After completing my degree from Princeton in 1988, I served in various roles in the semiconductor process and chip design areas. Some highlights include device modeling, circuit modeling, and behavioral modeling of analog circuits so that they can be included in digital simulators. My current role focus on design verification, which is the process of confirming that a chip design will perform the functionality that the chip architects specify. Since chips typically employ hundreds of millions or more devices, and manufacturing costs are at least several millions of dollars, design verification has become a mandatory part of chip design.
Although my job roles have been decidedly industry focused, I have always maintained ties to academia, serving as an industry-university liaison on semiconductor-related topics for faculty at several universities. I even taught a semester of undergraduate level semiconductor device physics (University of Pennsylvania, 2012).
"I have worked to develop semiconductor materials and devices for both lightwave and VLSI devices. Through these years in the semiconductor industry, I have always had a strong interest in mentoring young engineers, both through sponsoring mentorships for undergraduate and graduate students, and serving as a mentor for new employees.

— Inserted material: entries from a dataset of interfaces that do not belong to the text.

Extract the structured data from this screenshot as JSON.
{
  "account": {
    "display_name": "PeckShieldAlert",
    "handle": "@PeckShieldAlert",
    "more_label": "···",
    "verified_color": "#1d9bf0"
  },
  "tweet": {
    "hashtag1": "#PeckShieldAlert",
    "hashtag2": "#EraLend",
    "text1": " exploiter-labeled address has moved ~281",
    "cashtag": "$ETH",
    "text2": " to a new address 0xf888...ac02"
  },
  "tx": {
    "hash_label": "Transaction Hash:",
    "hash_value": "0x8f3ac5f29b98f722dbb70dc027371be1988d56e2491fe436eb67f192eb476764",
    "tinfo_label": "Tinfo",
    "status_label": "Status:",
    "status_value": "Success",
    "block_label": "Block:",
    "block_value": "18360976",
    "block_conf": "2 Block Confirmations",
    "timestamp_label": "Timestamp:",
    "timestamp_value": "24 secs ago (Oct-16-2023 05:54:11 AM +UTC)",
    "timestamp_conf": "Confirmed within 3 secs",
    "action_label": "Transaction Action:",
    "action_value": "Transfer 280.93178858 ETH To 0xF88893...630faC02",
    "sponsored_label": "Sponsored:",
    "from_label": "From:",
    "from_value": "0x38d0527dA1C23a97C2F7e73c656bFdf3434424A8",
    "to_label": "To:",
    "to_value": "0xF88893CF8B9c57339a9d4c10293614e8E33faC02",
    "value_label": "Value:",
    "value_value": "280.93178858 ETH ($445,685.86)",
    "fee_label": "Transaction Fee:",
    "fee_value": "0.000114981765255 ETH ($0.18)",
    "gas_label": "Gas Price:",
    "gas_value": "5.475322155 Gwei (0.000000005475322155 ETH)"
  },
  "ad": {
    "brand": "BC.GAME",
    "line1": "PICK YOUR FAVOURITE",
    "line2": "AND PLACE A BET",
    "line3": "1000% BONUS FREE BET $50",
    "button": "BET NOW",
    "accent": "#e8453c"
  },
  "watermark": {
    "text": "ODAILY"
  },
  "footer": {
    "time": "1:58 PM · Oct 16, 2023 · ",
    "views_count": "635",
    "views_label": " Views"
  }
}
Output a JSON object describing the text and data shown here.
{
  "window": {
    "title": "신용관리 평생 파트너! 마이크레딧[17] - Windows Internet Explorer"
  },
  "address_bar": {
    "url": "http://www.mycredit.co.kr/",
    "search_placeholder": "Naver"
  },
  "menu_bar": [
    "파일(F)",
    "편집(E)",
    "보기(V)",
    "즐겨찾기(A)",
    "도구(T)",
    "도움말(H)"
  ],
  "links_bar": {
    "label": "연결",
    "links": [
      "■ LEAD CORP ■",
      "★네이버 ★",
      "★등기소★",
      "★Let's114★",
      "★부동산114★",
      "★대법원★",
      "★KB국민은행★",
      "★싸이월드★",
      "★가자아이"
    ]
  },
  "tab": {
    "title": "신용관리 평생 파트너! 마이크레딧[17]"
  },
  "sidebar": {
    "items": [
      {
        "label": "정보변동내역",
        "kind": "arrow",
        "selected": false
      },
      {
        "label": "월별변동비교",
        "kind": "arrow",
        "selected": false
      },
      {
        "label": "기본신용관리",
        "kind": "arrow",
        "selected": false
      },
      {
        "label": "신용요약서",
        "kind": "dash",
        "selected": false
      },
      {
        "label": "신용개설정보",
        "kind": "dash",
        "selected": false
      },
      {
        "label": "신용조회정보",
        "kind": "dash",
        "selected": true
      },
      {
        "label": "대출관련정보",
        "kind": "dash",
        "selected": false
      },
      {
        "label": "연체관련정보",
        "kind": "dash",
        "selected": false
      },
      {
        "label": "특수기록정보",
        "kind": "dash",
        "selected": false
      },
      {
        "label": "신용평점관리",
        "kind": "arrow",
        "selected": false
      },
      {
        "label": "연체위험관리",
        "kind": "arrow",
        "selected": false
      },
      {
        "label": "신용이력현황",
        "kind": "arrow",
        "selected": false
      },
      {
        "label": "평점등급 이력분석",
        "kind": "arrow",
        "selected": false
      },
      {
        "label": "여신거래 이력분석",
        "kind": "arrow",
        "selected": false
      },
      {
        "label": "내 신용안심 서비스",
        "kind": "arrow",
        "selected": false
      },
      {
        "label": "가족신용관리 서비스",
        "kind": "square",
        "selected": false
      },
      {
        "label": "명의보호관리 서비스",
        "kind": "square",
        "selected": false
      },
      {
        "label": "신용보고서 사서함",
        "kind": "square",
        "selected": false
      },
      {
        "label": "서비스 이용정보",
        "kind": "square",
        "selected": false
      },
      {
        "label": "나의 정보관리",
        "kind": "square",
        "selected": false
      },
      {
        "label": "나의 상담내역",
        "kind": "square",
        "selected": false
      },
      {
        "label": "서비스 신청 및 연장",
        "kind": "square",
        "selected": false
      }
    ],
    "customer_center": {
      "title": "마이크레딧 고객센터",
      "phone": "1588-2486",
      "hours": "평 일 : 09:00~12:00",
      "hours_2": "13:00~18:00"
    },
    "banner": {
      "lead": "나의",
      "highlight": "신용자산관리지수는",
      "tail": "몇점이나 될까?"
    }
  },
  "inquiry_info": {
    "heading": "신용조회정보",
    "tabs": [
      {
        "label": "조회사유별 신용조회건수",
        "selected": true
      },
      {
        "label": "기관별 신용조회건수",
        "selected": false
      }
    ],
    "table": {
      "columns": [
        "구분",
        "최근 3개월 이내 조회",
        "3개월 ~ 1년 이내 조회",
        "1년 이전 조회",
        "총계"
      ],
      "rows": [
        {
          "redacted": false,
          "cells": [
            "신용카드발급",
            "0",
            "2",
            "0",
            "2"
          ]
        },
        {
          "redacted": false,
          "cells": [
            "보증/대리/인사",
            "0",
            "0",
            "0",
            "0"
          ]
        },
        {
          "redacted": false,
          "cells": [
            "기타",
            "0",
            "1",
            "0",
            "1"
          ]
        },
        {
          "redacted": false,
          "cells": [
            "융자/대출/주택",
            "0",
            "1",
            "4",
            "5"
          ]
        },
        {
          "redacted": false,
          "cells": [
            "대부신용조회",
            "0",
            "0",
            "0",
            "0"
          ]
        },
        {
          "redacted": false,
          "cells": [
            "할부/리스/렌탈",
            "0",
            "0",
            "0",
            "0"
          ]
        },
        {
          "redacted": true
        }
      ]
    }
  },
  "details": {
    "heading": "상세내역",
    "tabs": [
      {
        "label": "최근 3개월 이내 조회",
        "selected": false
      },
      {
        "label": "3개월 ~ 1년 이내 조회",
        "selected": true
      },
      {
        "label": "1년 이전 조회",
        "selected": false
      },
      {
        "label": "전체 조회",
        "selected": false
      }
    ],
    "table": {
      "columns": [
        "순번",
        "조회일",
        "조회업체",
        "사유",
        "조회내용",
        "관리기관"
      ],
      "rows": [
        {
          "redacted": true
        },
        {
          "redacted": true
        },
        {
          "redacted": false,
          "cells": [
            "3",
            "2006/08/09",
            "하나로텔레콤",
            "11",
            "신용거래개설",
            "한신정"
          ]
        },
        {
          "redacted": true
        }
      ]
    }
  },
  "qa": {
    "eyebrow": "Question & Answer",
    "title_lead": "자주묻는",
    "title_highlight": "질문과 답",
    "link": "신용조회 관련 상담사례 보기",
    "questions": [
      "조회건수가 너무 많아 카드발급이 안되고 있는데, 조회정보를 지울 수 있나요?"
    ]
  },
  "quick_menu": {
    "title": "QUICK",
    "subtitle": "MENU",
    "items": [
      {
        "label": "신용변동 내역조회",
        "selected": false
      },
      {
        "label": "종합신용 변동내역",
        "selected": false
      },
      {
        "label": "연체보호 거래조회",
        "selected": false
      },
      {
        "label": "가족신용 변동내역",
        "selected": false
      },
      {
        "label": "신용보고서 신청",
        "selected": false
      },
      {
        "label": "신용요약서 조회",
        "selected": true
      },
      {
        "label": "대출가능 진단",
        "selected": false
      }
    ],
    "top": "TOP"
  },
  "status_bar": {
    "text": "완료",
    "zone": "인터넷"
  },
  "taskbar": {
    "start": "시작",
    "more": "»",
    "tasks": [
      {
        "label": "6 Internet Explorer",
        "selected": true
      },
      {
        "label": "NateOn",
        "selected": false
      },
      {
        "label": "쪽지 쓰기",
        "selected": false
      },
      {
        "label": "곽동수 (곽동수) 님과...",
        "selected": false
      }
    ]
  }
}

What advice do you have for current graduate students regarding their professional development?
No matter what your career path looks like, always seek a mentor, and always seek to mentor others. It is easy to underestimate the value that you will gain from each of these types of relationships. Although not new to mentoring, I am new to GradFUTURES. I look forward to interacting with graduate student mentees through this program."
I have participated in the following GradFUTURES Programs: GradFUTURES Mentorship Program
Yes, I am open to being contacted by a Princeton Graduate Student for an informational interview!